Element data from apps and pages
• • • •

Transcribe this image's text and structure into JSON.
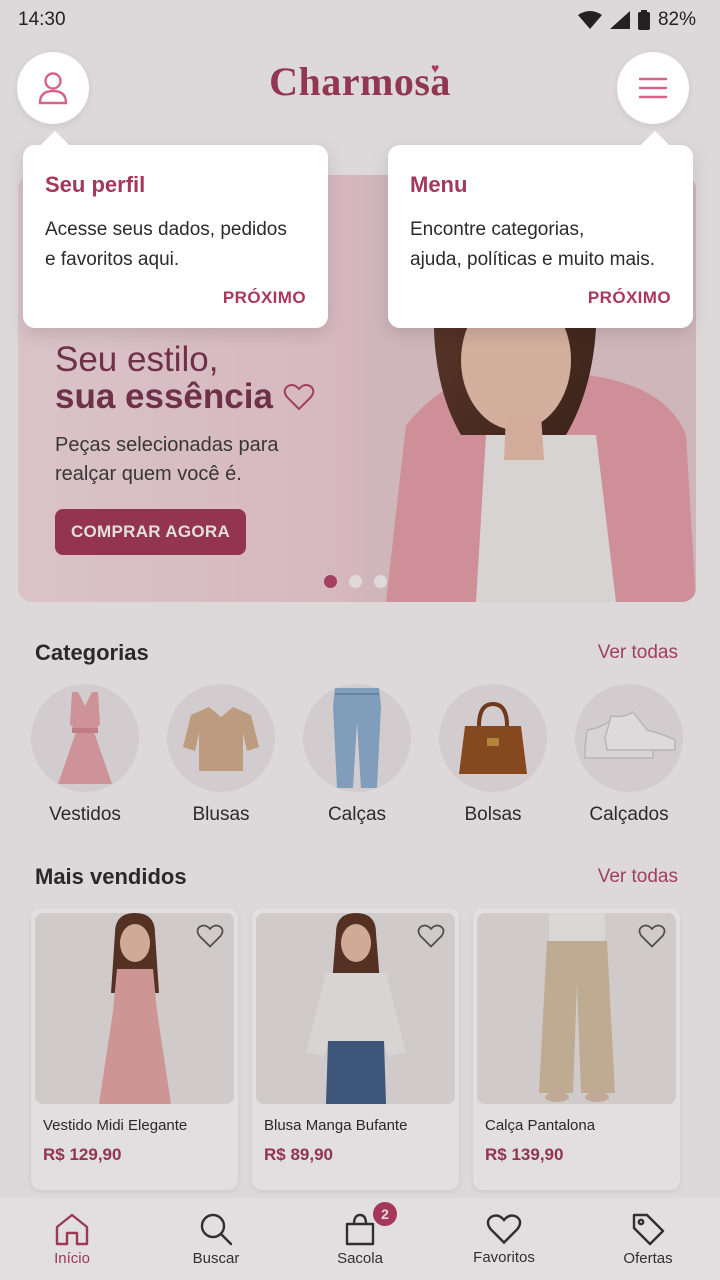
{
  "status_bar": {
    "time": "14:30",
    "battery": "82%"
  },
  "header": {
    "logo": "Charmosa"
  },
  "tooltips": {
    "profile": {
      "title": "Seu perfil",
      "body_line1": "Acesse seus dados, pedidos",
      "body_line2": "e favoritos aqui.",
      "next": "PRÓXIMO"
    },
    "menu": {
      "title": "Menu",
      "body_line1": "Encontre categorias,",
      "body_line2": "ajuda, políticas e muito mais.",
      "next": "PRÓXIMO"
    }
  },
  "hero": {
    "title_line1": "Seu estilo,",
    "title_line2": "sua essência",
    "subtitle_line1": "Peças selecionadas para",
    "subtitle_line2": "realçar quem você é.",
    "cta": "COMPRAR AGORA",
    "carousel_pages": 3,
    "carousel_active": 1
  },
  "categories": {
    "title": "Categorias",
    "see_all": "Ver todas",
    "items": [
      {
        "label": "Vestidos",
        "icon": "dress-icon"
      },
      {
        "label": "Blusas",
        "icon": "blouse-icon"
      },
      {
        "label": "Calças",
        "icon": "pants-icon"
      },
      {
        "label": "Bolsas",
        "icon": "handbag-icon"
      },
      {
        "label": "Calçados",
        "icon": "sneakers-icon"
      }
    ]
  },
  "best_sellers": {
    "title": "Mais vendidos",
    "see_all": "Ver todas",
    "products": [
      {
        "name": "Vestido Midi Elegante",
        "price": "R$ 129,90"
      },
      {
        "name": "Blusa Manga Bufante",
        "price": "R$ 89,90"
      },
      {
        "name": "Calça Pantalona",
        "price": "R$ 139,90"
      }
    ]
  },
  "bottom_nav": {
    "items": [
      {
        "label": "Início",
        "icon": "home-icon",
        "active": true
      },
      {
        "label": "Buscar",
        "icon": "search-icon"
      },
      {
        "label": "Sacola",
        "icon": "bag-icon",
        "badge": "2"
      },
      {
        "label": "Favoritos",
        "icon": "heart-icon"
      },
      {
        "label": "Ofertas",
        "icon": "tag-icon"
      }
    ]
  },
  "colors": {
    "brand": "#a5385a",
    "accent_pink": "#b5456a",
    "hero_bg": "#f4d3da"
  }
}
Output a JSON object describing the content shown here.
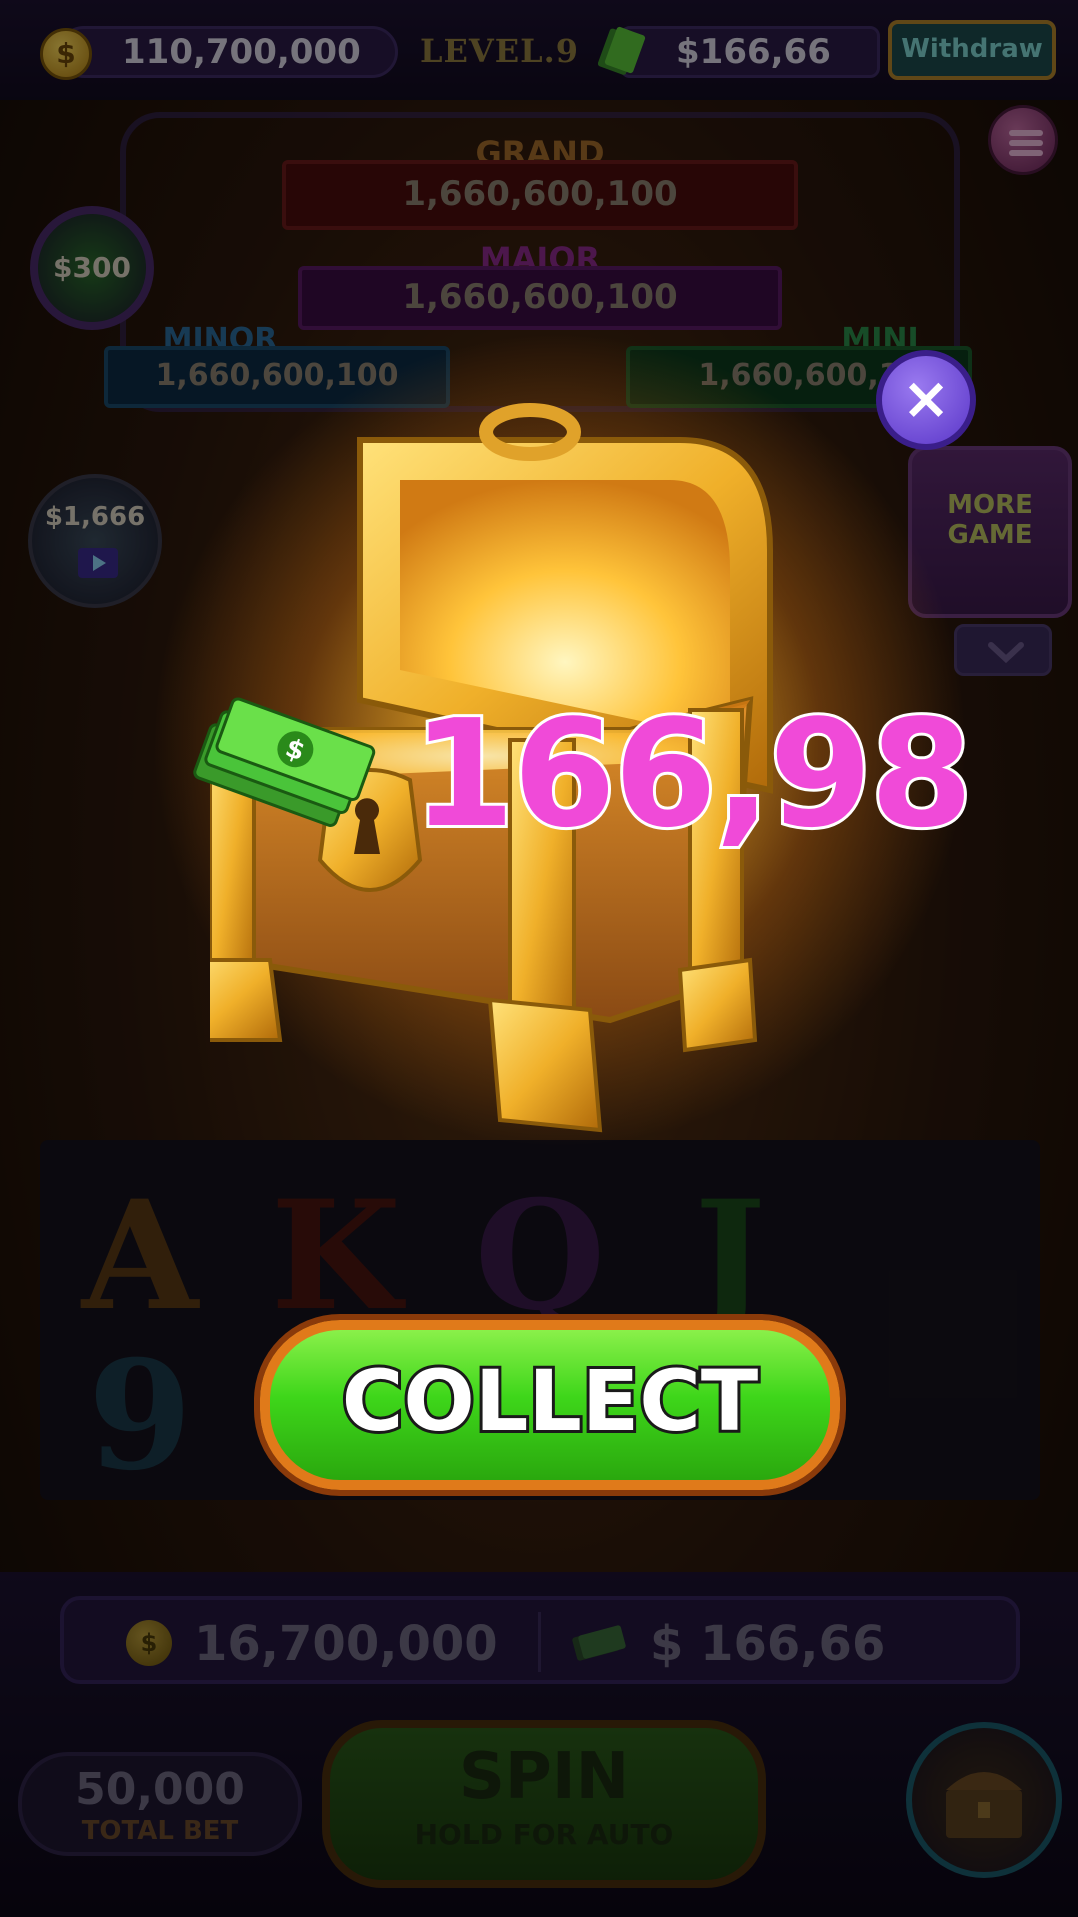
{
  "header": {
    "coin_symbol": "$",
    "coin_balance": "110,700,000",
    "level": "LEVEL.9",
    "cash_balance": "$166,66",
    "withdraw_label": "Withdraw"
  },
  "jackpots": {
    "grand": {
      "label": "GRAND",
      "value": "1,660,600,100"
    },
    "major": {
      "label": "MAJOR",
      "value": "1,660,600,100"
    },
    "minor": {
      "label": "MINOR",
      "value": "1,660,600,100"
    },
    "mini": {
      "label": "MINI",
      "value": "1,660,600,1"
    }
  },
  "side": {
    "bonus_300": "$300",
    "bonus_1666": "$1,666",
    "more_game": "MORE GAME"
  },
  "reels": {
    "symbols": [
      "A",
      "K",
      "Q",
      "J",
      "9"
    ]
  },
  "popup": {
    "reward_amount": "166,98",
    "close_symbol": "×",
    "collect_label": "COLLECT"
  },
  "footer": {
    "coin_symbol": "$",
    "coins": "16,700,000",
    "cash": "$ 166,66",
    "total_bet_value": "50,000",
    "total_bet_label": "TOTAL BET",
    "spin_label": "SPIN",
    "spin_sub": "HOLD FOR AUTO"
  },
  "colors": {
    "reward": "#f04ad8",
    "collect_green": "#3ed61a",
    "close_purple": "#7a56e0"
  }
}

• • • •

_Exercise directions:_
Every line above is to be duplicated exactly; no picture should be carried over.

_Answer to the problem:_
Transcribe this image's text and structure into JSON.
{
  "status_bar": {
    "time": "14:30",
    "battery": "82%"
  },
  "header": {
    "logo": "Charmosa"
  },
  "tooltips": {
    "profile": {
      "title": "Seu perfil",
      "body_line1": "Acesse seus dados, pedidos",
      "body_line2": "e favoritos aqui.",
      "next": "PRÓXIMO"
    },
    "menu": {
      "title": "Menu",
      "body_line1": "Encontre categorias,",
      "body_line2": "ajuda, políticas e muito mais.",
      "next": "PRÓXIMO"
    }
  },
  "hero": {
    "title_line1": "Seu estilo,",
    "title_line2": "sua essência",
    "subtitle_line1": "Peças selecionadas para",
    "subtitle_line2": "realçar quem você é.",
    "cta": "COMPRAR AGORA",
    "carousel_pages": 3,
    "carousel_active": 1
  },
  "categories": {
    "title": "Categorias",
    "see_all": "Ver todas",
    "items": [
      {
        "label": "Vestidos",
        "icon": "dress-icon"
      },
      {
        "label": "Blusas",
        "icon": "blouse-icon"
      },
      {
        "label": "Calças",
        "icon": "pants-icon"
      },
      {
        "label": "Bolsas",
        "icon": "handbag-icon"
      },
      {
        "label": "Calçados",
        "icon": "sneakers-icon"
      }
    ]
  },
  "best_sellers": {
    "title": "Mais vendidos",
    "see_all": "Ver todas",
    "products": [
      {
        "name": "Vestido Midi Elegante",
        "price": "R$ 129,90"
      },
      {
        "name": "Blusa Manga Bufante",
        "price": "R$ 89,90"
      },
      {
        "name": "Calça Pantalona",
        "price": "R$ 139,90"
      }
    ]
  },
  "bottom_nav": {
    "items": [
      {
        "label": "Início",
        "icon": "home-icon",
        "active": true
      },
      {
        "label": "Buscar",
        "icon": "search-icon"
      },
      {
        "label": "Sacola",
        "icon": "bag-icon",
        "badge": "2"
      },
      {
        "label": "Favoritos",
        "icon": "heart-icon"
      },
      {
        "label": "Ofertas",
        "icon": "tag-icon"
      }
    ]
  },
  "colors": {
    "brand": "#a5385a",
    "accent_pink": "#b5456a",
    "hero_bg": "#f4d3da"
  }
}
Output a JSON object describing the content shown here.
{
  "header": {
    "coin_symbol": "$",
    "coin_balance": "110,700,000",
    "level": "LEVEL.9",
    "cash_balance": "$166,66",
    "withdraw_label": "Withdraw"
  },
  "jackpots": {
    "grand": {
      "label": "GRAND",
      "value": "1,660,600,100"
    },
    "major": {
      "label": "MAJOR",
      "value": "1,660,600,100"
    },
    "minor": {
      "label": "MINOR",
      "value": "1,660,600,100"
    },
    "mini": {
      "label": "MINI",
      "value": "1,660,600,1"
    }
  },
  "side": {
    "bonus_300": "$300",
    "bonus_1666": "$1,666",
    "more_game": "MORE GAME"
  },
  "reels": {
    "symbols": [
      "A",
      "K",
      "Q",
      "J",
      "9"
    ]
  },
  "popup": {
    "reward_amount": "166,98",
    "close_symbol": "×",
    "collect_label": "COLLECT"
  },
  "footer": {
    "coin_symbol": "$",
    "coins": "16,700,000",
    "cash": "$ 166,66",
    "total_bet_value": "50,000",
    "total_bet_label": "TOTAL BET",
    "spin_label": "SPIN",
    "spin_sub": "HOLD FOR AUTO"
  },
  "colors": {
    "reward": "#f04ad8",
    "collect_green": "#3ed61a",
    "close_purple": "#7a56e0"
  }
}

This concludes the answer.